This doesn’t mean that an economy out of equilibrium has no stabilizing tendencies; it does mean that those stabilizing tendencies are not very well understood, and we have almost no formal theory with which to describe how such an adjustment process leading from disequilibrium to equilibrium actually works. We just assume that such a process exists. Franklin Fisher made this point 30 years ago in an important, but insufficiently appreciated, volume Disequilibrium Foundations of Equilibrium Economics. But the idea goes back even further: to Hayek’s important work on intertemporal equilibrium, especially his classic paper “Economics and Knowledge,” formalized by Hicks in the temporary-equilibrium model described in Value and Capital.
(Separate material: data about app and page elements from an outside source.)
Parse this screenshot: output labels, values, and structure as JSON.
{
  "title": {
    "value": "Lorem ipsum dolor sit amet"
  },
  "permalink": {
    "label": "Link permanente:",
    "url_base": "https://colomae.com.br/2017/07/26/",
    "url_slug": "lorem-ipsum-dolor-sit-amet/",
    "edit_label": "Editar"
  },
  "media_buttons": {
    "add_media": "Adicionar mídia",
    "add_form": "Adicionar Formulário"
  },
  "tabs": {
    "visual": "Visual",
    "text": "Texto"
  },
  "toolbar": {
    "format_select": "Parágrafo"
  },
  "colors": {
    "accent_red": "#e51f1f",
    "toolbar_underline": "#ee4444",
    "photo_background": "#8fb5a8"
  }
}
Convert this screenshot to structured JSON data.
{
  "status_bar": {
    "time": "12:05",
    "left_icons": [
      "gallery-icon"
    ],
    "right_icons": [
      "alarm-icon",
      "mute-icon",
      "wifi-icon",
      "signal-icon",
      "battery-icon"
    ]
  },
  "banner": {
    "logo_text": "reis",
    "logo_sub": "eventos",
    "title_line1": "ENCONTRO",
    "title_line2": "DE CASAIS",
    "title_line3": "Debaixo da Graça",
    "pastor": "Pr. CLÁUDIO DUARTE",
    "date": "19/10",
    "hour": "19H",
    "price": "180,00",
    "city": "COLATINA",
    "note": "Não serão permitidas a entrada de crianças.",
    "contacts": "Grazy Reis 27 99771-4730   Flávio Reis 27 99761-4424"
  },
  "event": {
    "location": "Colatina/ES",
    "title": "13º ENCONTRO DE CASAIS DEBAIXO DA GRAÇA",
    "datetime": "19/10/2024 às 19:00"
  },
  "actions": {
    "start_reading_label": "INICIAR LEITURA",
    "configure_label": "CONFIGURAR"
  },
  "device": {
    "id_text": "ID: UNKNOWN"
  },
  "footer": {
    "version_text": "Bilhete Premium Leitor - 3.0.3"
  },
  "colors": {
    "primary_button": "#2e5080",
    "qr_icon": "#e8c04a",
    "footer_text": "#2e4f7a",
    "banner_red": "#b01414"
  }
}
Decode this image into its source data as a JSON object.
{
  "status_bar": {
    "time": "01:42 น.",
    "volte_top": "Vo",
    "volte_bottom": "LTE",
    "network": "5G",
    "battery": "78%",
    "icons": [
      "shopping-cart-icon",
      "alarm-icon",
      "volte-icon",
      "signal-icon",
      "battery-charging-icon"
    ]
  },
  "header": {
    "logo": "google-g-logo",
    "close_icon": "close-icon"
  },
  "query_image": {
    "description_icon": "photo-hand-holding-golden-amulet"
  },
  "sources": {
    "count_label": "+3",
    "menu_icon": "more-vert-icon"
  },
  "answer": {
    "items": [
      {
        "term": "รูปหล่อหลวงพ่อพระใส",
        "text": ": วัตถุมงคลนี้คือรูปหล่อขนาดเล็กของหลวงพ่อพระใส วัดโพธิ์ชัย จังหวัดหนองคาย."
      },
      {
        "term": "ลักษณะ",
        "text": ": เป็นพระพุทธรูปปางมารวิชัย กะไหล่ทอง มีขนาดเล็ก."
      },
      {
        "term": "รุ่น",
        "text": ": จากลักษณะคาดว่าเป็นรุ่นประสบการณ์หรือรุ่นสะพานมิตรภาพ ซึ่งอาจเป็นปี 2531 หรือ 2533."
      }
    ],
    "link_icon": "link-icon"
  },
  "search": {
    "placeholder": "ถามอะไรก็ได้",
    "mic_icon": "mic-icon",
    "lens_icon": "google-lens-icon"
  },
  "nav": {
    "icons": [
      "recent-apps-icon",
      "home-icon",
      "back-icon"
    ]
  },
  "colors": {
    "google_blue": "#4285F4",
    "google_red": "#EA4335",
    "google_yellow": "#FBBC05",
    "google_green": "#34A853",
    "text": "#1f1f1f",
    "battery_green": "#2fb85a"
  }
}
The key point made by Hayek in this context is that there can be an intertemporal equilibrium if and only if all agents formulate their individual plans on the basis of the same expectations of future prices. If their expectations for future prices are not the same, then any plans based on incorrect price expectations will have to be revised, or abandoned altogether, as price expectations are disappointed over time. For price adjustment to lead an economy back to equilibrium, the price adjustment must converge on an equilibrium price vector and on correct price expectations. But, as Hayek understood in 1937, and as Fisher explained in a dense treatise 30 years ago, we have no economic theory that explains how such a price vector, even if it exists, is arrived at, and even under a tannonement process, much less under decentralized price setting. Pinning the blame on this vague thing called price stickiness doesn’t address the deeper underlying theoretical issue.
Of course for Lucas et al. to scoff at price stickiness on these grounds is a bit rich, because Lucas and his followers seem entirely comfortable with assuming that the equilibrium price vector is rationally expected. Indeed, rational expectation of the equilibrium price vector is held up by Lucas as precisely the microfoundation that transformed the unruly field of macroeconomics into a real science.